- **DATA SHOWN**:

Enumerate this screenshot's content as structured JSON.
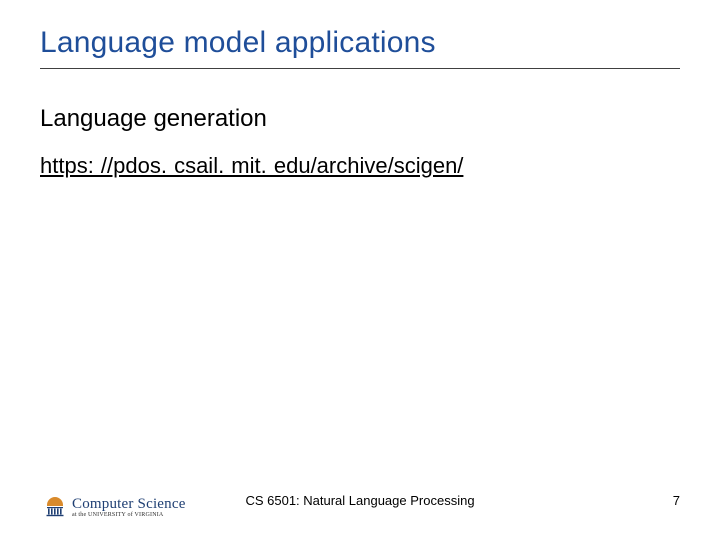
{
  "title": "Language model applications",
  "subtitle": "Language generation",
  "link_text": "https: //pdos. csail. mit. edu/archive/scigen/",
  "footer": {
    "logo_main": "Computer Science",
    "logo_sub": "at the UNIVERSITY of VIRGINIA",
    "course": "CS 6501: Natural Language Processing",
    "page": "7"
  }
}
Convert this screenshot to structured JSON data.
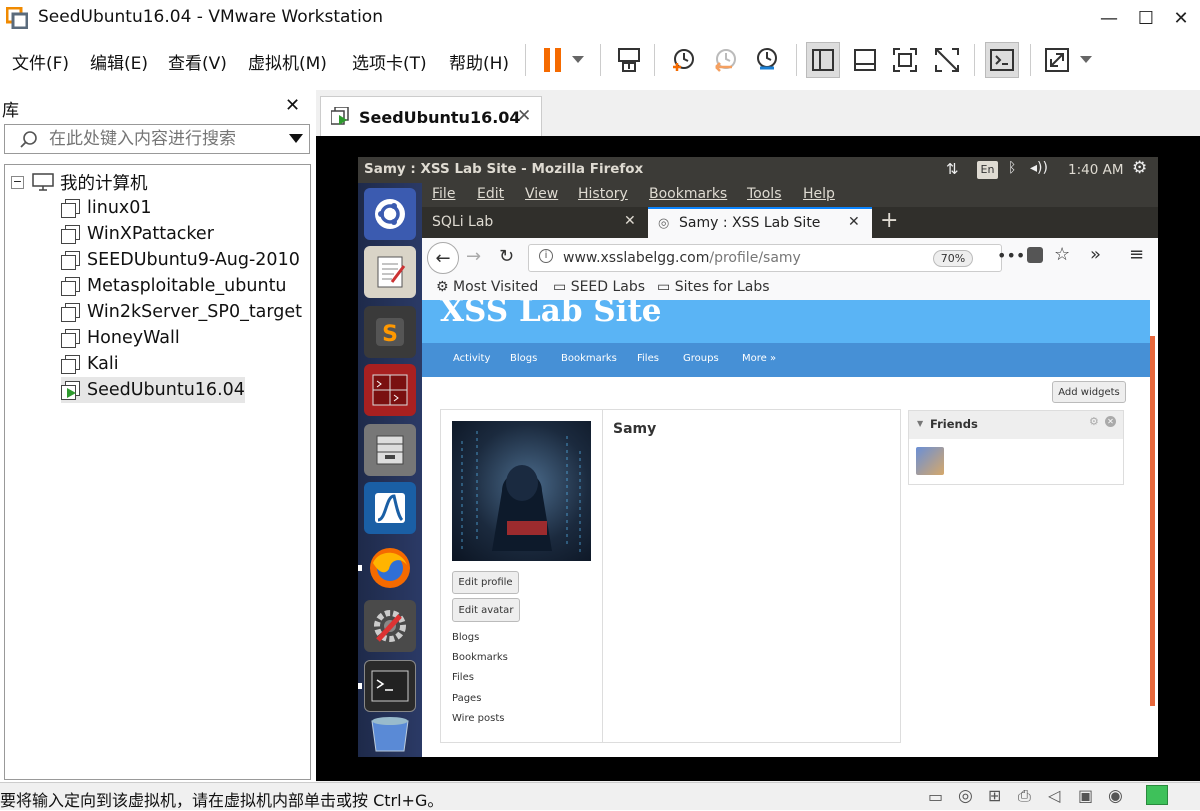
{
  "window": {
    "title": "SeedUbuntu16.04 - VMware Workstation"
  },
  "menu": [
    "文件(F)",
    "编辑(E)",
    "查看(V)",
    "虚拟机(M)",
    "选项卡(T)",
    "帮助(H)"
  ],
  "library": {
    "title": "库",
    "search_placeholder": "在此处键入内容进行搜索",
    "root": "我的计算机",
    "items": [
      "linux01",
      "WinXPattacker",
      "SEEDUbuntu9-Aug-2010",
      "Metasploitable_ubuntu",
      "Win2kServer_SP0_target",
      "HoneyWall",
      "Kali",
      "SeedUbuntu16.04"
    ],
    "selected_index": 7
  },
  "vm_tab": {
    "label": "SeedUbuntu16.04"
  },
  "status_bar": {
    "text": "要将输入定向到该虚拟机，请在虚拟机内部单击或按 Ctrl+G。"
  },
  "guest": {
    "topbar": {
      "title": "Samy : XSS Lab Site - Mozilla Firefox",
      "lang": "En",
      "time": "1:40 AM"
    },
    "firefox": {
      "menu": [
        "File",
        "Edit",
        "View",
        "History",
        "Bookmarks",
        "Tools",
        "Help"
      ],
      "tabs": [
        {
          "label": "SQLi Lab",
          "active": false
        },
        {
          "label": "Samy : XSS Lab Site",
          "active": true
        }
      ],
      "url_host": "www.xsslabelgg.com",
      "url_path": "/profile/samy",
      "zoom": "70%",
      "bookmarks": [
        "Most Visited",
        "SEED Labs",
        "Sites for Labs"
      ]
    },
    "site": {
      "title": "XSS Lab Site",
      "nav": [
        "Activity",
        "Blogs",
        "Bookmarks",
        "Files",
        "Groups",
        "More »"
      ],
      "add_widgets": "Add widgets",
      "profile_name": "Samy",
      "edit_profile": "Edit profile",
      "edit_avatar": "Edit avatar",
      "links": [
        "Blogs",
        "Bookmarks",
        "Files",
        "Pages",
        "Wire posts"
      ],
      "friends_title": "Friends"
    }
  },
  "colors": {
    "accent_orange": "#f56a00",
    "elgg_blue": "#4690d6",
    "elgg_header": "#5ab4f5"
  }
}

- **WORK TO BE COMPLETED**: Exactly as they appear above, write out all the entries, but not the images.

- **THE ANSWER**:
Enumerate this screenshot's content as structured JSON.
{
  "title": "Language model applications",
  "subtitle": "Language generation",
  "link_text": "https: //pdos. csail. mit. edu/archive/scigen/",
  "footer": {
    "logo_main": "Computer Science",
    "logo_sub": "at the UNIVERSITY of VIRGINIA",
    "course": "CS 6501: Natural Language Processing",
    "page": "7"
  }
}
Convert this screenshot to structured JSON data.
{
  "window": {
    "title": "SeedUbuntu16.04 - VMware Workstation"
  },
  "menu": [
    "文件(F)",
    "编辑(E)",
    "查看(V)",
    "虚拟机(M)",
    "选项卡(T)",
    "帮助(H)"
  ],
  "library": {
    "title": "库",
    "search_placeholder": "在此处键入内容进行搜索",
    "root": "我的计算机",
    "items": [
      "linux01",
      "WinXPattacker",
      "SEEDUbuntu9-Aug-2010",
      "Metasploitable_ubuntu",
      "Win2kServer_SP0_target",
      "HoneyWall",
      "Kali",
      "SeedUbuntu16.04"
    ],
    "selected_index": 7
  },
  "vm_tab": {
    "label": "SeedUbuntu16.04"
  },
  "status_bar": {
    "text": "要将输入定向到该虚拟机，请在虚拟机内部单击或按 Ctrl+G。"
  },
  "guest": {
    "topbar": {
      "title": "Samy : XSS Lab Site - Mozilla Firefox",
      "lang": "En",
      "time": "1:40 AM"
    },
    "firefox": {
      "menu": [
        "File",
        "Edit",
        "View",
        "History",
        "Bookmarks",
        "Tools",
        "Help"
      ],
      "tabs": [
        {
          "label": "SQLi Lab",
          "active": false
        },
        {
          "label": "Samy : XSS Lab Site",
          "active": true
        }
      ],
      "url_host": "www.xsslabelgg.com",
      "url_path": "/profile/samy",
      "zoom": "70%",
      "bookmarks": [
        "Most Visited",
        "SEED Labs",
        "Sites for Labs"
      ]
    },
    "site": {
      "title": "XSS Lab Site",
      "nav": [
        "Activity",
        "Blogs",
        "Bookmarks",
        "Files",
        "Groups",
        "More »"
      ],
      "add_widgets": "Add widgets",
      "profile_name": "Samy",
      "edit_profile": "Edit profile",
      "edit_avatar": "Edit avatar",
      "links": [
        "Blogs",
        "Bookmarks",
        "Files",
        "Pages",
        "Wire posts"
      ],
      "friends_title": "Friends"
    }
  },
  "colors": {
    "accent_orange": "#f56a00",
    "elgg_blue": "#4690d6",
    "elgg_header": "#5ab4f5"
  }
}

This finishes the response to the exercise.